Legendary Producer Remembers Jamaica’s Late Great Hornsman
One of Jamaica’s most accomplished musicians, trumpet master Bobby Ellis, died on Tuesday at the University Hospital of the West Indies. The Jamaica Observer reports that he was admitted in late September suffering from pneumonia. During his 84 years on earth, Bobby Ellis and his trusty horn made a mighty legacy. A graduate of the famed Alpha Boys School, he often played alongside fellow alumni Tommy McCook, “Deadly” Headley Bennett, and the immortal tromphonist Don Drummond, and was awarded the Order of Distinction in 2014 for his outstanding contributions to Jamaican culture. His session works are too numerous to mention, from Boby Andy’s “I’ve Got To Go Back Home” to Burning Spear’s classic Marcus Garvey album. Mr. Ellis arranged the horns for Jack Ruby’s stellar Black Disciples band and toured extensively with Spear over the years. He also collaborated with the noted jazz artist Herbie Mann. As news of Ellis’s passing has spread, numerous tributes have appeared on social media, but few more moving than that of legendary producer Clive “Uglyman” Hunt. Story Continues After The Jump…

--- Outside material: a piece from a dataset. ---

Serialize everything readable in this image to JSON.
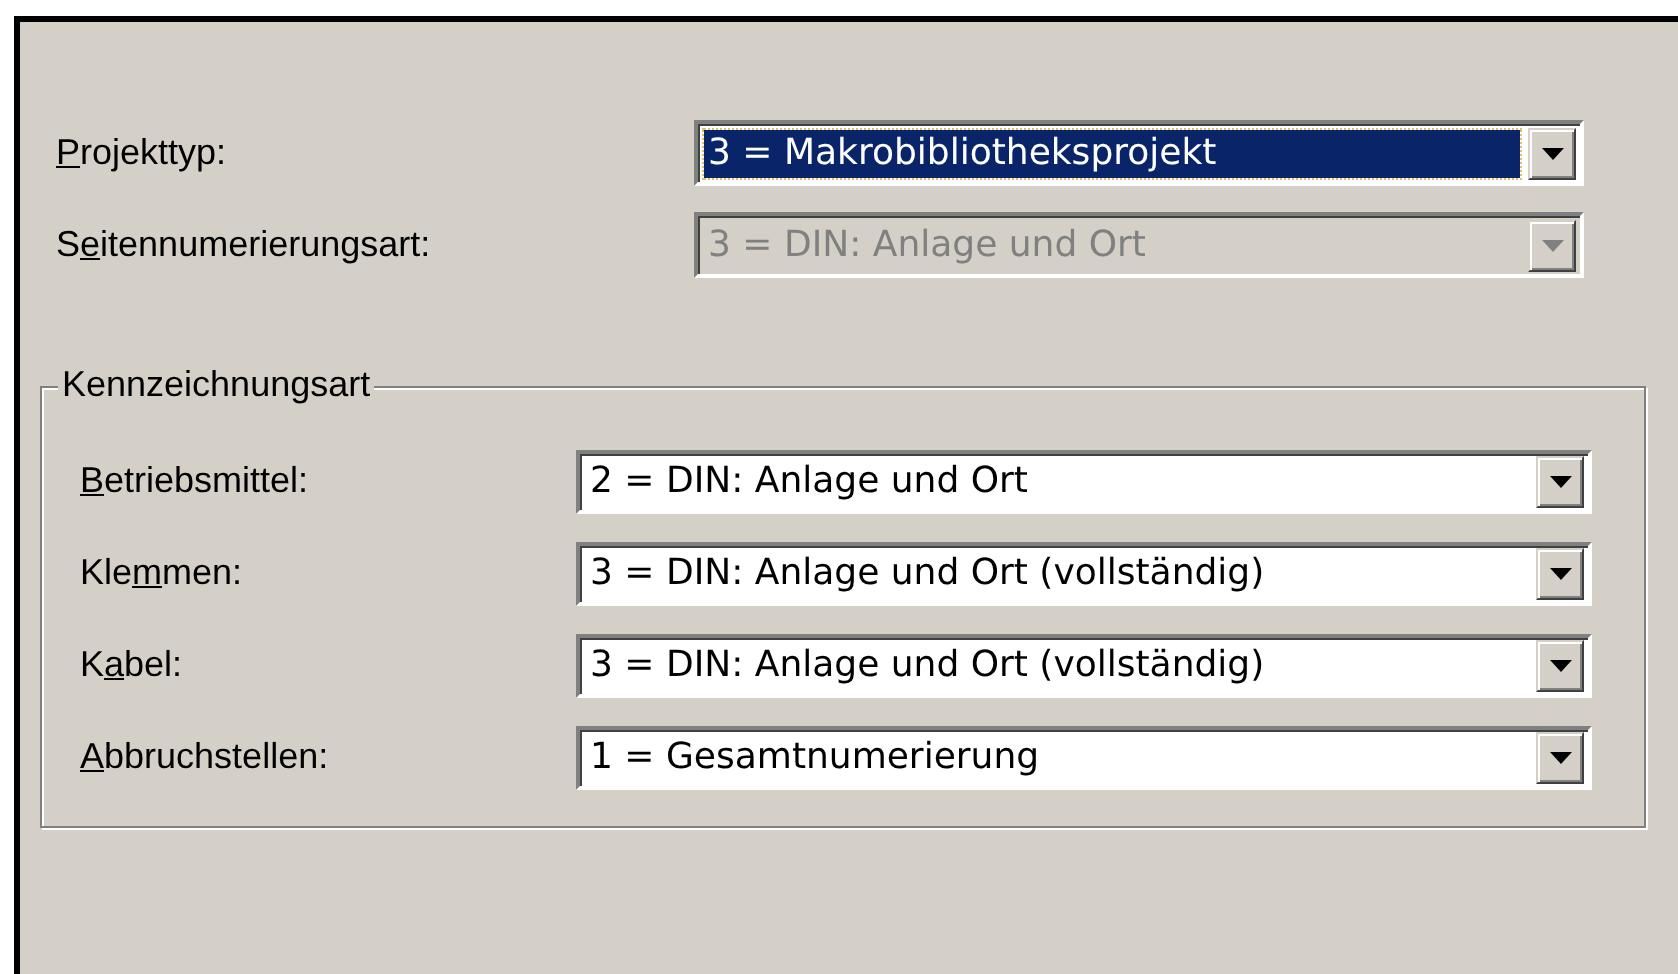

Rockers All-Stars: Tommy McCook, Dirty Harry, Bobby Ellis and Herman Marquis.
R.I.P Bobby Ellis……. You will always be a part of my cultural musical journey.
My Bobby Ellis Moments:
As a young trumpet player at age 17, I did not know much about who Bobby Ellis was as a player and an arranger. His name was mentioned to me by Peter Ashbourne when I asked him to recommend an arranger to me who I could speak to about teaching me the skills of our music, and he told me to find Bobby Ellis. I was young and cocky and I thought that Peter had dissed me by recommending me to a lowly roots trumpeter. I kept this thought for many years until maybe just over 10 years ago, when I got to realize that was a brilliant idea. I was told that I was one of the best ever at that age, and at that time, potentially, and I looked down on the man and Peter too at the time . This was before Peter went to Berklee and I went to Kneller Hall.
Fast forward to the late 80’s when I was living in a different world, mentally and otherwise, and not showing anything of my earlier potential. I was asked by Al Campbell to record/play on an album of his. I was the only musician he wanted to play on the album. I was not happy with this but because of the relationship I had with Al, as a friend and one of the few people that looked out for me during my addictive years, I agreed. I did it for a few pennies and clothes. After recording about six rhythms and adding the overdubs (horns, etc.) all from one keyboard instrument (which I don’t, and have never played well), and an MPCII Drum Machine, I walked out of the studio and called Al. He came out and saw me standing some distance from the studio. He was really upset, more so when I told him that I wasn’t going to play anymore. My reason was that there were too many great reggae musicians standing around watching me play their instruments on a keyboard. And I couldn’t do that anymore. He got very angry telling me that none of them care about me, to them I was just a stinking cokehead, but I insisted. I sent for the instruments I borrowed from Music Mountain studio and left without pay as I didn’t want it. I must say that I stopped mostly because Bobby Ellis was among the musicians standing there, watching and smiling while I played a trumpet part on the keyboard right in front of his face. I looked up at him and said to myself “No More.” Prior to this day, I was one of the few musicians in Jamaica doing this sort of thing. One of the hits I made during this period with these two instruments was Beres Hammond’s “Putting Up Resistance” for Producer Tappa Zukie. I refuse to record like this since then, unless I am locked away alone and writing down a vibe.
Two weeks ago I was asked by Chris Chin, President of VP Records, to do an instrumental album. After a day or so I decided I wanted Bobby Ellis to be my co-arranger on the project. When I called him, he was so happy to be a part of the project. I was driving when I called about him being involved and I got into a little difficulty and had to drop the phone before we both could hang up. I heard him telling someone at his home that, “A Clive Hunt dat enoh, him want mi fi come work wid him pan some music. Thank yuh God.” A lot of emotions ran through me then. The man is 80+ and stopped playing for over four years and during the brief period that we working together again (the album is still not completed), I learned a few things. One is that there is no support for musicians over a certain age, not even by the insurance companies that they contributed to during their working years. Bobby was a victim of this. Anyway, to conclude my most recent Bobby Ellis moment, I must say that Dean Fraser begged and convinced Bobby to play, and he did. Thanks Dean, and thank you, Bobby. I will treasure these moments and the others I’ve spent with you. You were a special and gentle person, may your path be guided and blessed.
The Black Disciples Band: Bobby Ellis stands in the foreground with his trusty trumpet at the ready as Robbie Shakespear pats his bald head like a bongo drum.